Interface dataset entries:
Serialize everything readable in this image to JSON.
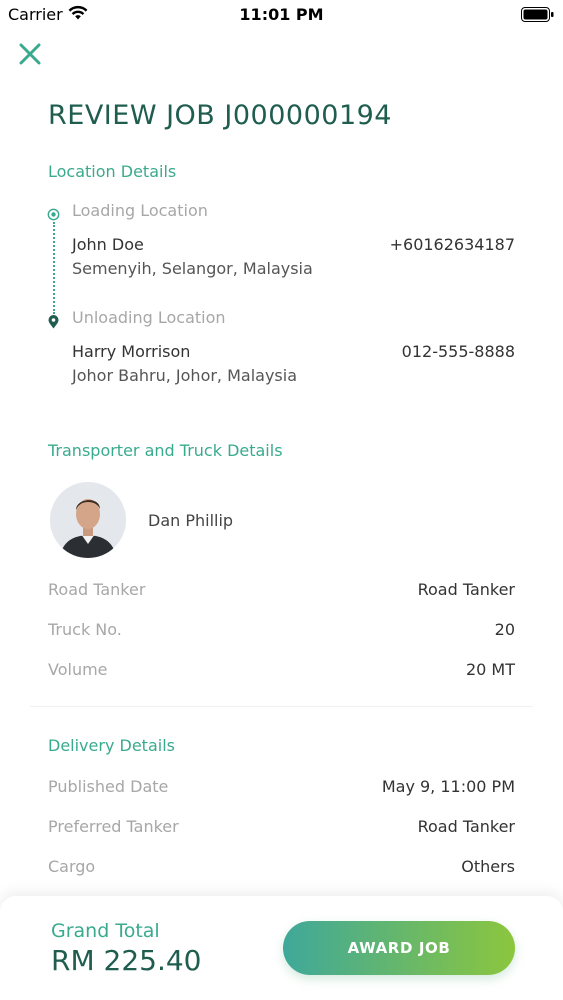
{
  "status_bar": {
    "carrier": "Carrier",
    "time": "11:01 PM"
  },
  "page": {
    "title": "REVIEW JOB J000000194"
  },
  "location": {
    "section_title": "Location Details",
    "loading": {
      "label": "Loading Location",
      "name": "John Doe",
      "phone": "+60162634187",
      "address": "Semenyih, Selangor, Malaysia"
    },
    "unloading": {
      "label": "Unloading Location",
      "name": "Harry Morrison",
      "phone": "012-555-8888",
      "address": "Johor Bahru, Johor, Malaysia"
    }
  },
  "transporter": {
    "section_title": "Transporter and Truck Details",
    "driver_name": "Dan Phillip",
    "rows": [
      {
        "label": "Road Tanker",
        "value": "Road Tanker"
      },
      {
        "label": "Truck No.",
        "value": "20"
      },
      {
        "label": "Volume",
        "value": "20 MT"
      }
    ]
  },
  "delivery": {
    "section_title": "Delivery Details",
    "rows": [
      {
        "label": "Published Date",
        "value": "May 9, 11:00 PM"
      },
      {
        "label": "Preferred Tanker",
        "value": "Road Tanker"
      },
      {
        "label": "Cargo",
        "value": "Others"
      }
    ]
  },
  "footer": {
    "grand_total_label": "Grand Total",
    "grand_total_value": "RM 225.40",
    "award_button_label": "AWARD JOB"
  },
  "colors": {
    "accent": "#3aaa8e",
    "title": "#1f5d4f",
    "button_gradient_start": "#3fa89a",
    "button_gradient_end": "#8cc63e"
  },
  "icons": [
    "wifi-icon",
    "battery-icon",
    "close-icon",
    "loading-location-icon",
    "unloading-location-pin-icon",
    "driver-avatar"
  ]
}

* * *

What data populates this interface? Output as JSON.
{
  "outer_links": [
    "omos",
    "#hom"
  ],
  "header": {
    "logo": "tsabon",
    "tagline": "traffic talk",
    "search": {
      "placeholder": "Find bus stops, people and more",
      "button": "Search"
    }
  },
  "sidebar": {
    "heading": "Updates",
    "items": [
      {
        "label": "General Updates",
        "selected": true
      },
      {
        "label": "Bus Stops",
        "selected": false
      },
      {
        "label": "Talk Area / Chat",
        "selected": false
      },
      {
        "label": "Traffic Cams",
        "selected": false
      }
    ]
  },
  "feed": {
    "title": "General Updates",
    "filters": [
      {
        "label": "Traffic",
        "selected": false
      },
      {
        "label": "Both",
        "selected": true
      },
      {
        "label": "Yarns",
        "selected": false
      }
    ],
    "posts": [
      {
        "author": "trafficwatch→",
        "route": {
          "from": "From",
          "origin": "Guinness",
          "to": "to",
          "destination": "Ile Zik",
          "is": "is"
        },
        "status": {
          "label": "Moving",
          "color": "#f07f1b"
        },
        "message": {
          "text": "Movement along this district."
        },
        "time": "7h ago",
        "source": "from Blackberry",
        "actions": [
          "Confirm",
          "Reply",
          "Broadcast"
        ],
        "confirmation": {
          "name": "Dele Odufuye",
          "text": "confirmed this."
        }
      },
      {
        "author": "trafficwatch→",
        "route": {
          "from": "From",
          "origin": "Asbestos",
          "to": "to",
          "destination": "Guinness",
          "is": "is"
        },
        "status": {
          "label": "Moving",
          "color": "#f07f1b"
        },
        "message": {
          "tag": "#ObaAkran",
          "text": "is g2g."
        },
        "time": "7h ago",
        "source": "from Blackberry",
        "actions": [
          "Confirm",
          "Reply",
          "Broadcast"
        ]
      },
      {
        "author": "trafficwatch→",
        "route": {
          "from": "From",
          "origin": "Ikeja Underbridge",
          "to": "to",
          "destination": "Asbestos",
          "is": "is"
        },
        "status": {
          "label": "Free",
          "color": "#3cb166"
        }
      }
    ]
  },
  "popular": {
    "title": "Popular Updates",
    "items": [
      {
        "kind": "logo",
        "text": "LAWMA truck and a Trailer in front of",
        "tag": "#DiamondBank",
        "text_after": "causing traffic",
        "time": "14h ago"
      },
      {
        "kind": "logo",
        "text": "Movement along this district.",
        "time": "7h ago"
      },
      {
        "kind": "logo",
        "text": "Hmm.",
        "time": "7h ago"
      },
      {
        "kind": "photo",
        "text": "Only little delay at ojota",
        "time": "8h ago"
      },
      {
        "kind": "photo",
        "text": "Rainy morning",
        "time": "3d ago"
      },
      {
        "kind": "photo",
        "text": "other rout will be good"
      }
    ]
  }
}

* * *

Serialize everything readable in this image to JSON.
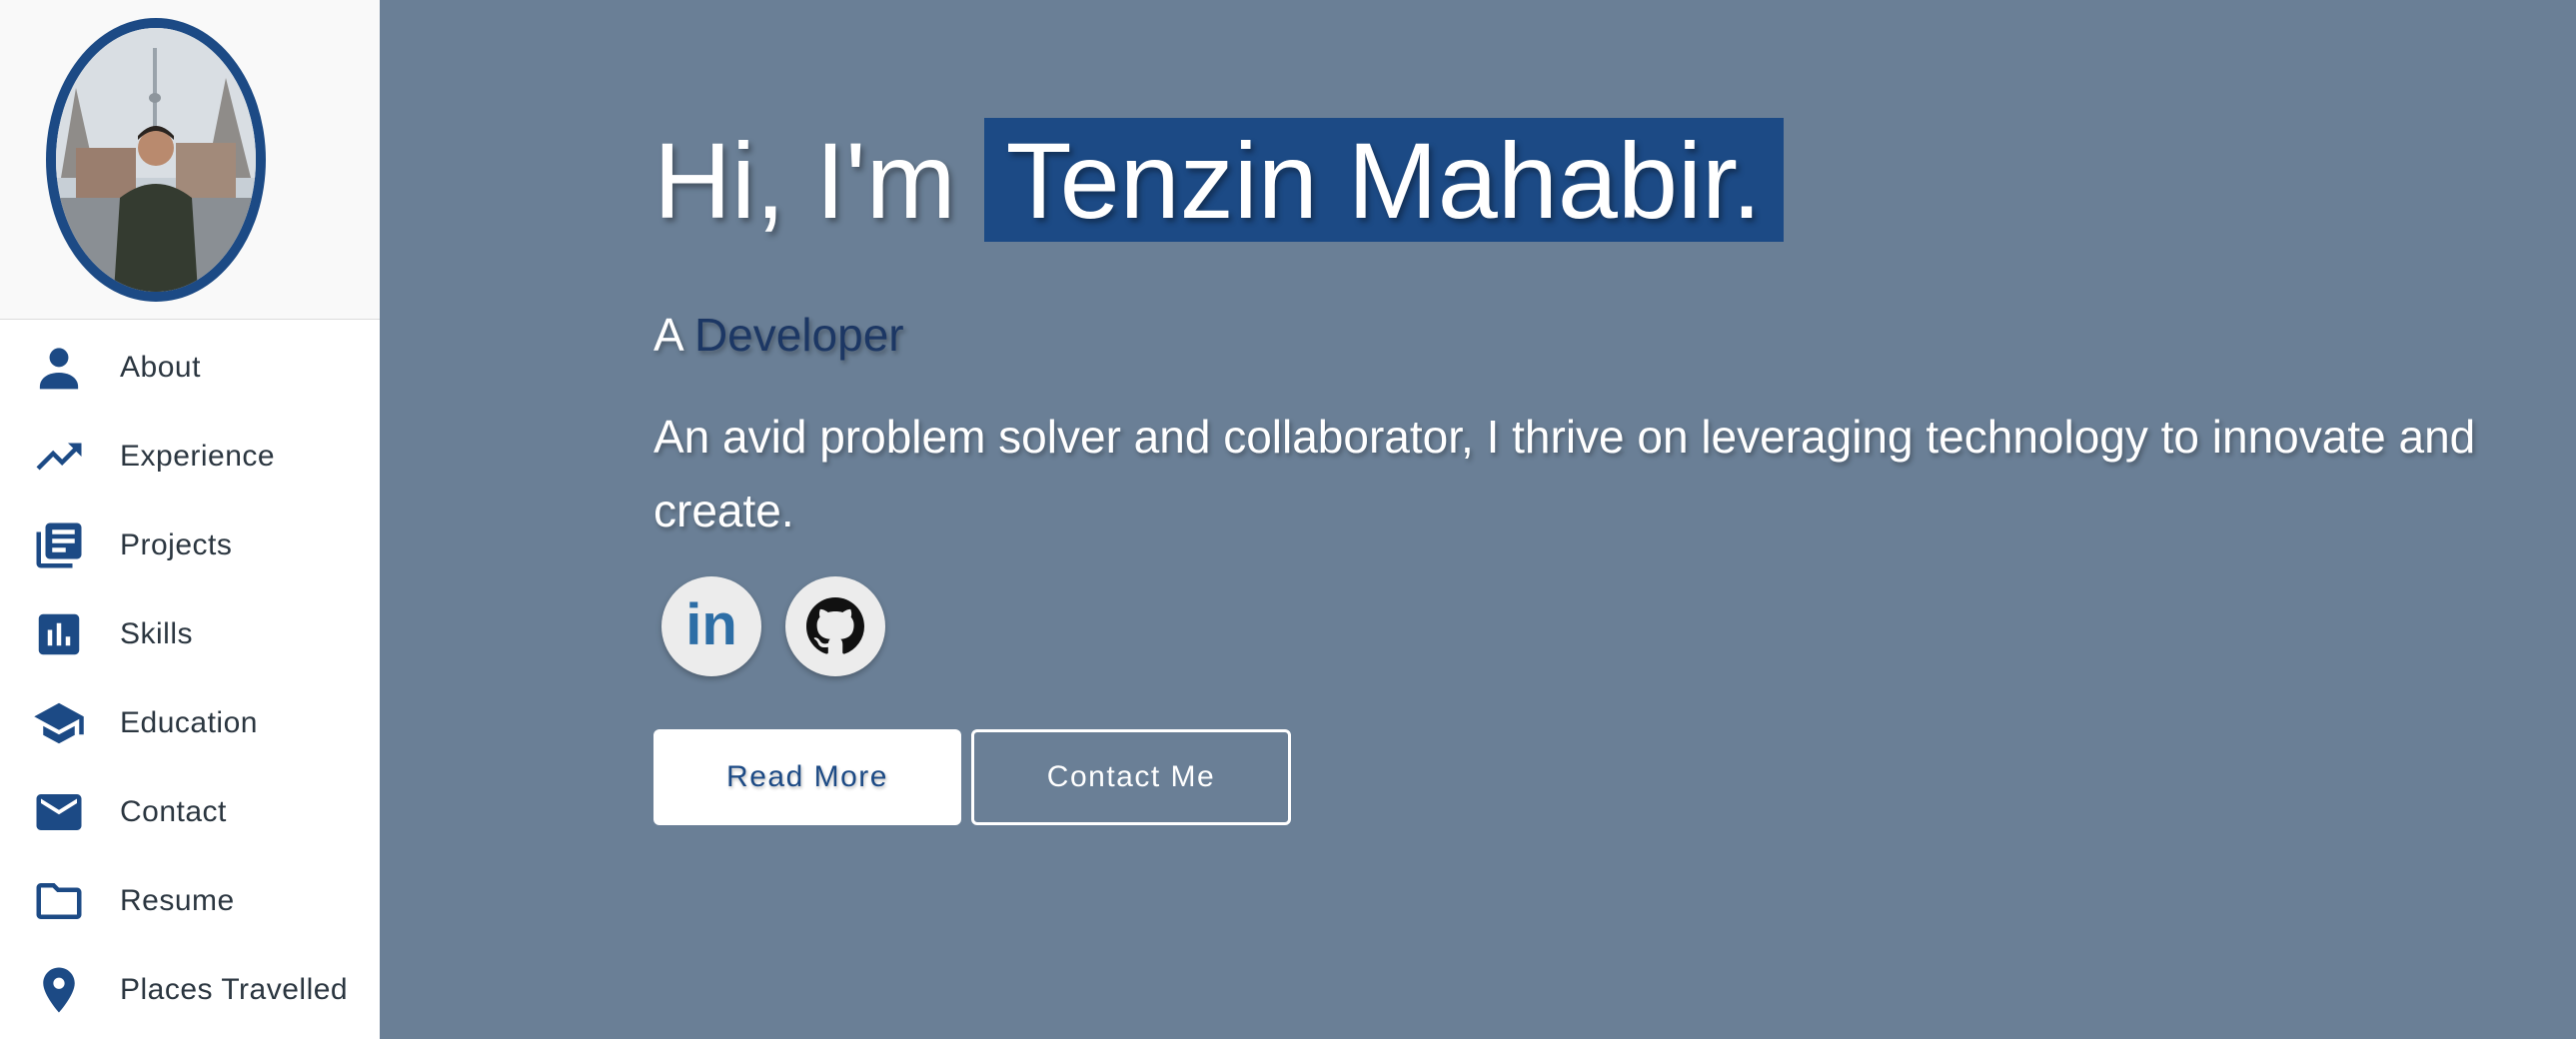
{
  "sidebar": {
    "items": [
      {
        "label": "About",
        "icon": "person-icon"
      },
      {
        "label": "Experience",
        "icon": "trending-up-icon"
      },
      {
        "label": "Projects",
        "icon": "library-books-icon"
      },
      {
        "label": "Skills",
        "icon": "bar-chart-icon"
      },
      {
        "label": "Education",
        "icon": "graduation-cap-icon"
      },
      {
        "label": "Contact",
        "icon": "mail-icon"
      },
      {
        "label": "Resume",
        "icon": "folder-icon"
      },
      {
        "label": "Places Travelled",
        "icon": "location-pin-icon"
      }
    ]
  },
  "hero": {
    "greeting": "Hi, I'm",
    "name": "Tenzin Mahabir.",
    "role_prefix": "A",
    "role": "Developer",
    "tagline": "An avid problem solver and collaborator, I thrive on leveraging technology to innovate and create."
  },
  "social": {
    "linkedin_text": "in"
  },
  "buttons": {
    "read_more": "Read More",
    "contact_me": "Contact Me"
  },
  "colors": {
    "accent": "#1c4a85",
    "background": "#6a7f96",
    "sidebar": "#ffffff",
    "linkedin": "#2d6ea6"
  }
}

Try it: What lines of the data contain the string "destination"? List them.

Exercise result:
          "destination": "Ile Zik",
          "destination": "Guinness",
          "destination": "Asbestos",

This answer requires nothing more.